Saturday, September 8, 2012

"Whoever wins the city, wins the (countywide) race"-no guarantee there

New Castle County Council member Jea Street was quoted in the August 9, 2012 News-Journal article about the City of Wilmington's impact on the New Castle County Executive's contest as saying "Whoever wins the city, wins the race". The quote seems to imply that it is possible for a  countywide contestant to win the City of Wilmington by such a large margin that the candidate could afford to lose suburban and rural New Castle County and still win countywide.

While it is theoretically possible since Wilmington counted for 22% of the countywide vote in 2004 and 29% of the countywide vote in 2008 in those County Executive races, the lead exiting the city limits would need to be thousands  of votes if the candidate lost outside the City by even a few percentage points.

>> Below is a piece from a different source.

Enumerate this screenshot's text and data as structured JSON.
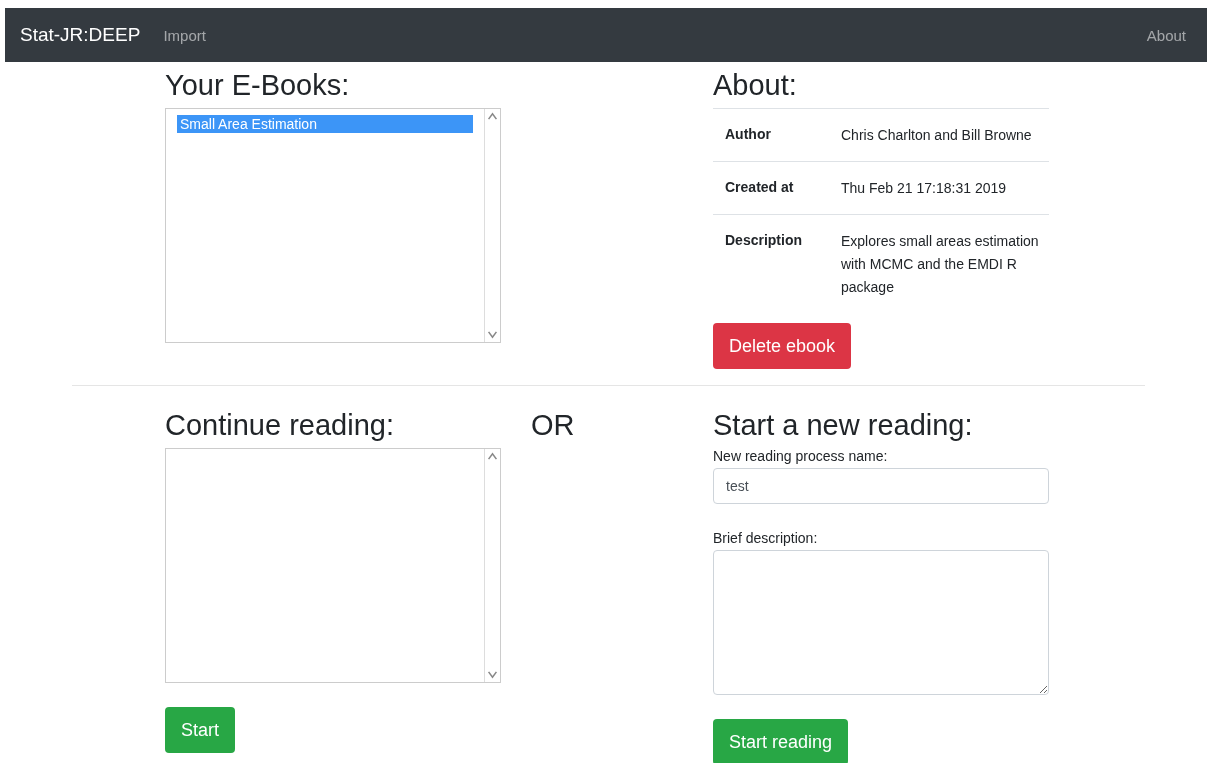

The example quoted in the News-Journal from City Democratic Chair, Mark Murowany, had the city supplying 11,000 votes of 30,000-33,000 cast countywide in 2012.

If candidate A wins the 7260 of 11,000 votes cast in the City of Wilmington or 66%, he leads by 3740 votes before suburban & rural votes are counted. Candidate B can win the suburban-rural area which supplies 78% of the total votes  with only  59%  (13,000 to 9,000 for a 4000 vote majority outside the City) and still win by 260 votes countywide.  Because there are so many more many registered Democrats outside the City of Wilmington within New Castle County, Candidate B wins where he or she wins by 7% points less than Candidate A wins by in the area where Candidate A wins, and Candidate B stills wins overall.

If you are thinking this is an abstract concept look at three primaries in the last 8 years for actual application.


Chip Flowers won the statewide State Treasurer’s primary in 2010 18,841 to 15,880 and also got more votes than Velda Jones Potter in New Castle County as a whole, including the City of Wilmington (12,300 to 11,468),but Flowers lost in the City of Wilmington 3,658 to 2,089  (64%-46%)  .
Jack Markell   won the statewide  primary in 2008 for Governor 37,849 to 36,112 and also got more votes than  John Carney in New Castle County as a whole, including the City of Wilmington (25,355 to 25,304),but  Markell lost in the City of Wilmington  6,452 to 4,475 (59% -41%).
In what seem to be a more comparable race to the 2012 County Executive race since it involved more than two candidates and was a countywide race, the 2004 primary for New Castle County Council President  is another example of a candidate getting trounced in the City of Wilmington and still winning countywide. Paul Clark lost about 3-1 to Penrose Hollins and still won countywide by 154 votes. Here are the numbers for City of Wilmington votes broken down by Rep District and only include polling places within the city of Wilmington since some Rep Districts had some  polling places in the city and some in the suburbs.

1st Rep District --Hollins 1725--Clark 259-Kempski 178
2nd Rep District--Hollins 1086-Clark-299-Kempski280
3rdRepDistrict--Hollins 882---Clark 329-Kempski 219
4th RepDistrict-Hollins 609--Clark 548--Kempski272
13thRepDistrict-Hollins 24--Clark 17--Kempski  16
16th Rep District-Hollins123--Clark 31-Kempski 16
Citywide--------Hollins 4449--Clark 1483--Kempski 981-total 6913
Citywide%----Hollins 64.4%--Clark 21.5%-Kempski 14.1%
Suburban NCC-Hollins 5489-Clark 8609-Kempski 4731-total 18829
SuburbanNCC%-Hollins 29.2%--Clark 45.7%--Kempski 25.1%
Countywide-Hollins 9,938--Clark 10,092--Kempski 5,712--total 25,742
Countywide %--Hollins 38.6%--Clark 39.2%--Kempski 22.2%

These examples don't rule out the possibility of "whoever wins the city, wins the race",but they do indicate it is not a guarantee.  

No comments: